- Chemical Peels – Chemical peels can be divided into three main categories depending on the level of penetration and effect: superficial, medium and deep. Medium and deep peels are done by a physician and local anesthesia and sedation are considered.
- Lasers - Lasers can be helpful in many realms of dermatologic surgery and procedures. In resurfacing, the laser acts by using a specific wavelength of energy to selectively heat tissue. This damage results in new collagen formation.
- Dermabrasion - Dermabrasion is a mechanical means through which the skin is selectively removed to the desired level. It is a technique that has been around since World War I. It is particularly useful for scars from acne, injuries and surgery.
- Injectables – These treatments are often useful in the younger population who may not need or want a more aggressive approach to more youthful appearance (lifts or implants). Risks and side effects are uncommon and the pleasing results drive many younger patients to seek these types of treatments.
- Neuromodulators – One of the most commonly known neuromodulators is Botox. Botox and other similar injectables are useful in treating dynamic wrinkles. These are the wrinkles that we see when a muscle is contracted (e.g., horizontal lines across the forehead or crow’s feet). These medications are not as helpful for lines and wrinkles that are present at rest. A resurfacing procedure is more likely to be beneficial.
- Fillers – Several different compounds exist to help restore volume to the face. Fillers, such as hyaluronic acid (a natural substance found in the body), can be used to lessen lines in the face or plump the lips.
Reconstructive facial plastic surgery restores both function and appearance to injured or weakened areas head and neck. Many conditions, from cancer to burns to traumatic injuries, may be greatly improved with reconstructive techniques. Reconstructive surgery also includes the repair of congenital problems such deformed ears or a cleft lip/palate.
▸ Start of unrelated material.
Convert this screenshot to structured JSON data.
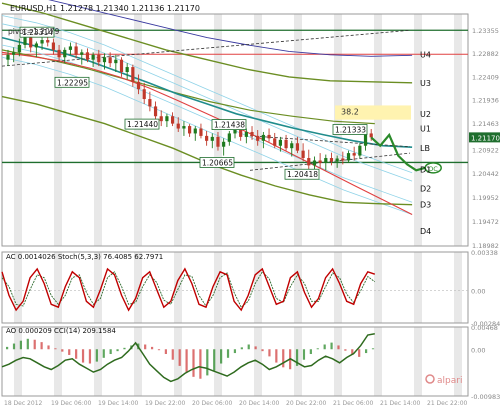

While reconstructive surgery strives for the best possible aesthetic outcome, function of the head and neck always takes priority.
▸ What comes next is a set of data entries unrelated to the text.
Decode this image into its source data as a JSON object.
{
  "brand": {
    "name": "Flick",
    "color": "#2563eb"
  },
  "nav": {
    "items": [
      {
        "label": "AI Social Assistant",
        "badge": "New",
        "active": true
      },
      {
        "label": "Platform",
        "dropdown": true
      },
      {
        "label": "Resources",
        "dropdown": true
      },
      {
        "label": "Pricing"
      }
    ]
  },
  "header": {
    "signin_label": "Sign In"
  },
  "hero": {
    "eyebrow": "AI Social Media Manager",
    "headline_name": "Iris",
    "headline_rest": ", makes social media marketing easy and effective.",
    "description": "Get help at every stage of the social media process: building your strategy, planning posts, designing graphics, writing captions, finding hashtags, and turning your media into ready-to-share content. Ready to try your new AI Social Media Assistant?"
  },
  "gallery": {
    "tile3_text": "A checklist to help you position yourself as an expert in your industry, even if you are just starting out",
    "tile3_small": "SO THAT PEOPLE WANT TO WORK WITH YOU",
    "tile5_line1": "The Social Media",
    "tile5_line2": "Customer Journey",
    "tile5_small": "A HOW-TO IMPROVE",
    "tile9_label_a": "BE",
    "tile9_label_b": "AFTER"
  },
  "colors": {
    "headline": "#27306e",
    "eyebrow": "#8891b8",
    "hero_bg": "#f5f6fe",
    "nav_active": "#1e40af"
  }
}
Traumatic injuries of the head and neck can range from a simple laceration or broken nose to a gunshot wound or worse. Cooper University Health Care is a level-one trauma center and has expertise in all areas of trauma care. Repair of these injuries may involve suturing (stitches), plates and screws, or even transferring tissue from other regions of the body to the injured site.
Cancer of the head and neck can be as simple as closing a small defect where a small skin cancer was, or as complex as rebuilding a tongue that was removed for cancer.
- Skin cancer - Many patients with skin cancer are initially treated by a specialized dermatologist trained in Mohs surgery. When t Mohs surgery is situated on the head and neck, the facial plastic surgeon is often called upon to repair the wound and make all attempts to return the form and function to the surgical site.
- Head and neck cancer - Otolaryngologists are the first line when dealing with head and neck cancers. Unfortunately, the majority of head and neck cancers are squamous cell carcinomas, which are typically caused by tobacco, alcohol and the human papilloma virus (HPV). Cooper’s Head and Neck Cancer specialists have expertise in the surgical removal of head and neck cancers as well as reconstruction following removal. Some head and neck cancers cases require surgeons to transfer tissue, even bone, from a distant region of the body to repair the wound and reconstruct the area for both aesthetics and function.